Cardiovascular disease is the leading cause of death worldwide. Cardiomyocytes have limited regenerative capacity; consequently, regenerative therapies are in high demand. There are currently several potential strategies for heart regeneration, with one approach involving in situ generation of new cardiomyocytes from endogenous cell sources. Direct cardiac reprogramming has emerged as a novel therapeutic approach to regenerating the damaged heart by directly converting endogenous cardiac fibroblasts into cardiomyocyte-like cells. Following our first report of direct cardiac reprogramming, significant advances have elucidated the molecular mechanisms associated with cardiac reprogramming. These advances have also improved cardiac-reprogramming efficiency by enabling direct in vivo cardiac reprogramming. Moreover, progress has been made in cardiac reprogramming of human fibroblasts. Although basic research has supported substantial progress in this field, numerous challenges remain in terms of clinical application. Here, we review the current state of cardiac reprogramming as a new technology for understanding and treating cardiovascular diseases.
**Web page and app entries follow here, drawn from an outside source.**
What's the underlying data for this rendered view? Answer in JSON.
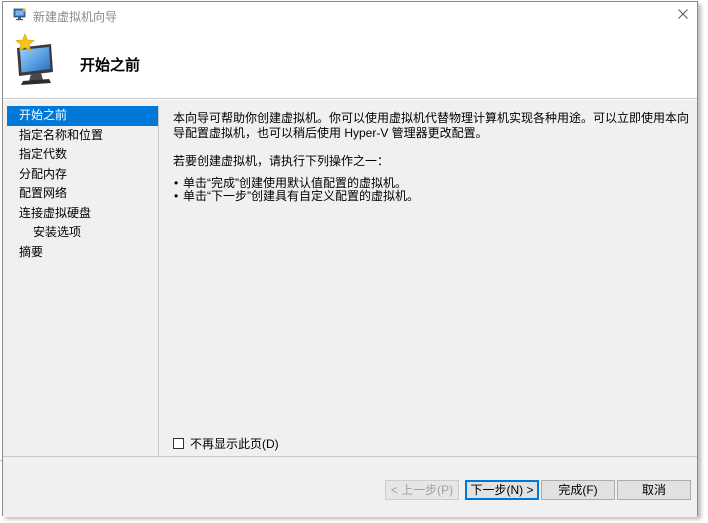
{
  "window": {
    "title": "新建虚拟机向导"
  },
  "header": {
    "title": "开始之前"
  },
  "nav": {
    "items": [
      {
        "label": "开始之前",
        "active": true,
        "sub": false
      },
      {
        "label": "指定名称和位置",
        "active": false,
        "sub": false
      },
      {
        "label": "指定代数",
        "active": false,
        "sub": false
      },
      {
        "label": "分配内存",
        "active": false,
        "sub": false
      },
      {
        "label": "配置网络",
        "active": false,
        "sub": false
      },
      {
        "label": "连接虚拟硬盘",
        "active": false,
        "sub": false
      },
      {
        "label": "安装选项",
        "active": false,
        "sub": true
      },
      {
        "label": "摘要",
        "active": false,
        "sub": false
      }
    ]
  },
  "content": {
    "paragraph1": "本向导可帮助你创建虚拟机。你可以使用虚拟机代替物理计算机实现各种用途。可以立即使用本向导配置虚拟机，也可以稍后使用 Hyper-V 管理器更改配置。",
    "paragraph2": "若要创建虚拟机，请执行下列操作之一：",
    "bullets": [
      "单击“完成”创建使用默认值配置的虚拟机。",
      "单击“下一步”创建具有自定义配置的虚拟机。"
    ]
  },
  "checkbox": {
    "label": "不再显示此页(D)",
    "checked": false
  },
  "buttons": {
    "prev": "< 上一步(P)",
    "next": "下一步(N) >",
    "finish": "完成(F)",
    "cancel": "取消"
  },
  "colors": {
    "accent": "#0078d7",
    "panel": "#f0f0f0"
  },
  "icons": {
    "title": "hyperv-vm-icon",
    "header": "monitor-star-icon",
    "close": "close-icon"
  }
}
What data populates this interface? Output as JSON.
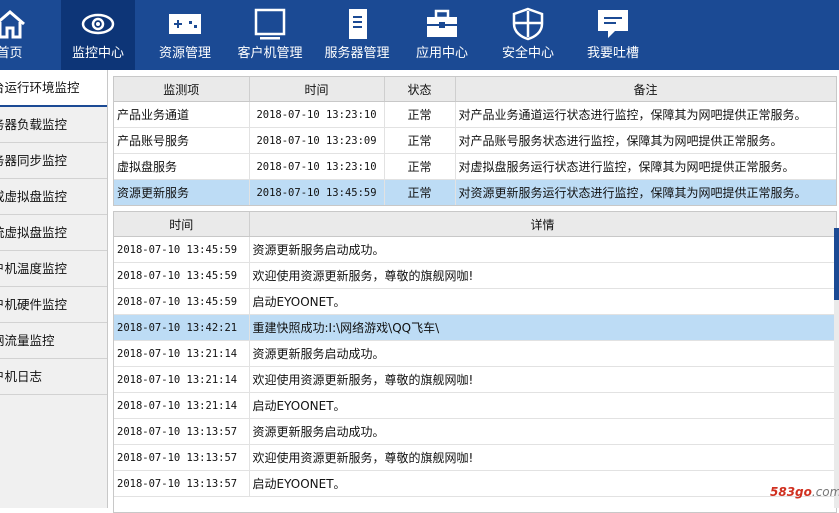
{
  "nav": {
    "items": [
      {
        "label": "首页",
        "icon": "home-icon"
      },
      {
        "label": "监控中心",
        "icon": "eye-icon"
      },
      {
        "label": "资源管理",
        "icon": "gamepad-icon"
      },
      {
        "label": "客户机管理",
        "icon": "monitor-icon"
      },
      {
        "label": "服务器管理",
        "icon": "server-icon"
      },
      {
        "label": "应用中心",
        "icon": "toolbox-icon"
      },
      {
        "label": "安全中心",
        "icon": "shield-icon"
      },
      {
        "label": "我要吐槽",
        "icon": "chat-icon"
      }
    ],
    "active_index": 1
  },
  "sidebar": {
    "items": [
      {
        "label": "台运行环境监控"
      },
      {
        "label": "务器负载监控"
      },
      {
        "label": "务器同步监控"
      },
      {
        "label": "或虚拟盘监控"
      },
      {
        "label": "统虚拟盘监控"
      },
      {
        "label": "户机温度监控"
      },
      {
        "label": "户机硬件监控"
      },
      {
        "label": "网流量监控"
      },
      {
        "label": "户机日志"
      }
    ],
    "active_index": 0
  },
  "monitor_table": {
    "headers": {
      "item": "监测项",
      "time": "时间",
      "status": "状态",
      "note": "备注"
    },
    "rows": [
      {
        "item": "产品业务通道",
        "time": "2018-07-10 13:23:10",
        "status": "正常",
        "note": "对产品业务通道运行状态进行监控，保障其为网吧提供正常服务。"
      },
      {
        "item": "产品账号服务",
        "time": "2018-07-10 13:23:09",
        "status": "正常",
        "note": "对产品账号服务状态进行监控，保障其为网吧提供正常服务。"
      },
      {
        "item": "虚拟盘服务",
        "time": "2018-07-10 13:23:10",
        "status": "正常",
        "note": "对虚拟盘服务运行状态进行监控，保障其为网吧提供正常服务。"
      },
      {
        "item": "资源更新服务",
        "time": "2018-07-10 13:45:59",
        "status": "正常",
        "note": "对资源更新服务运行状态进行监控，保障其为网吧提供正常服务。"
      }
    ],
    "selected_index": 3
  },
  "log_table": {
    "headers": {
      "time": "时间",
      "detail": "详情"
    },
    "rows": [
      {
        "time": "2018-07-10 13:45:59",
        "detail": "资源更新服务启动成功。"
      },
      {
        "time": "2018-07-10 13:45:59",
        "detail": "欢迎使用资源更新服务，尊敬的旗舰网咖!"
      },
      {
        "time": "2018-07-10 13:45:59",
        "detail": "启动EYOONET。"
      },
      {
        "time": "2018-07-10 13:42:21",
        "detail": "重建快照成功:I:\\网络游戏\\QQ飞车\\"
      },
      {
        "time": "2018-07-10 13:21:14",
        "detail": "资源更新服务启动成功。"
      },
      {
        "time": "2018-07-10 13:21:14",
        "detail": "欢迎使用资源更新服务，尊敬的旗舰网咖!"
      },
      {
        "time": "2018-07-10 13:21:14",
        "detail": "启动EYOONET。"
      },
      {
        "time": "2018-07-10 13:13:57",
        "detail": "资源更新服务启动成功。"
      },
      {
        "time": "2018-07-10 13:13:57",
        "detail": "欢迎使用资源更新服务，尊敬的旗舰网咖!"
      },
      {
        "time": "2018-07-10 13:13:57",
        "detail": "启动EYOONET。"
      }
    ],
    "selected_index": 3
  },
  "watermark": {
    "brand": "583go",
    "suffix": ".com"
  }
}
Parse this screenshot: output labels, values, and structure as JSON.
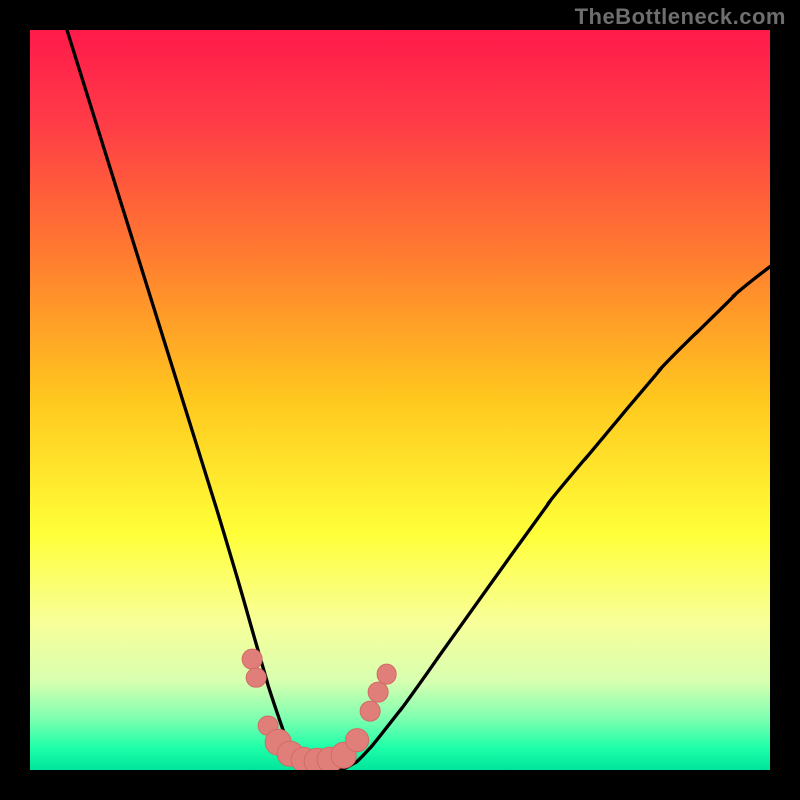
{
  "watermark": "TheBottleneck.com",
  "colors": {
    "black": "#000000",
    "curve": "#000000",
    "dot_fill": "#e07f7a",
    "dot_stroke": "#d36a64",
    "gradient_stops": [
      {
        "pct": 0,
        "color": "#ff1a4a"
      },
      {
        "pct": 12,
        "color": "#ff3a48"
      },
      {
        "pct": 30,
        "color": "#ff7a30"
      },
      {
        "pct": 50,
        "color": "#ffc81e"
      },
      {
        "pct": 68,
        "color": "#ffff38"
      },
      {
        "pct": 80,
        "color": "#f8ff99"
      },
      {
        "pct": 88,
        "color": "#d8ffb0"
      },
      {
        "pct": 93,
        "color": "#7fffb0"
      },
      {
        "pct": 97,
        "color": "#1effa9"
      },
      {
        "pct": 100,
        "color": "#00e59c"
      }
    ]
  },
  "chart_data": {
    "type": "line",
    "title": "",
    "xlabel": "",
    "ylabel": "",
    "xlim": [
      0,
      100
    ],
    "ylim": [
      0,
      100
    ],
    "series": [
      {
        "name": "bottleneck-curve",
        "x": [
          5,
          10,
          15,
          20,
          25,
          28,
          30,
          32,
          34,
          35,
          36,
          38,
          40,
          42,
          44,
          46,
          50,
          55,
          60,
          65,
          70,
          75,
          80,
          85,
          90,
          95,
          100
        ],
        "values": [
          100,
          84,
          68,
          52,
          36,
          26,
          19,
          12,
          6,
          3,
          1,
          0,
          0,
          0,
          1,
          3,
          8,
          15,
          22,
          29,
          36,
          42,
          48,
          54,
          59,
          64,
          68
        ]
      }
    ],
    "points": [
      {
        "name": "left-upper-1",
        "x": 30.0,
        "y": 15.0,
        "r": 1.4
      },
      {
        "name": "left-upper-2",
        "x": 30.6,
        "y": 12.5,
        "r": 1.4
      },
      {
        "name": "left-lower-1",
        "x": 32.2,
        "y": 6.0,
        "r": 1.4
      },
      {
        "name": "marker-b1",
        "x": 33.5,
        "y": 3.8,
        "r": 1.8
      },
      {
        "name": "marker-b2",
        "x": 35.2,
        "y": 2.2,
        "r": 1.8
      },
      {
        "name": "marker-b3",
        "x": 37.0,
        "y": 1.4,
        "r": 1.8
      },
      {
        "name": "marker-b4",
        "x": 38.8,
        "y": 1.2,
        "r": 1.8
      },
      {
        "name": "marker-b5",
        "x": 40.6,
        "y": 1.4,
        "r": 1.8
      },
      {
        "name": "marker-b6",
        "x": 42.4,
        "y": 2.0,
        "r": 1.8
      },
      {
        "name": "right-lower-1",
        "x": 44.2,
        "y": 4.0,
        "r": 1.6
      },
      {
        "name": "right-upper-1",
        "x": 46.0,
        "y": 8.0,
        "r": 1.4
      },
      {
        "name": "right-upper-2",
        "x": 47.0,
        "y": 10.5,
        "r": 1.4
      },
      {
        "name": "right-upper-3",
        "x": 48.2,
        "y": 13.0,
        "r": 1.4
      }
    ]
  }
}
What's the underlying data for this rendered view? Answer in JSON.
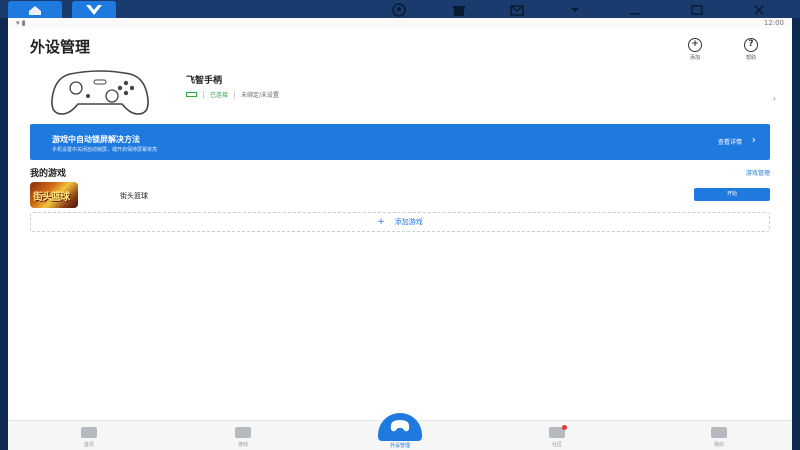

Keywords: cardiomyocytes; direct reprogramming; fibroblasts; regeneration.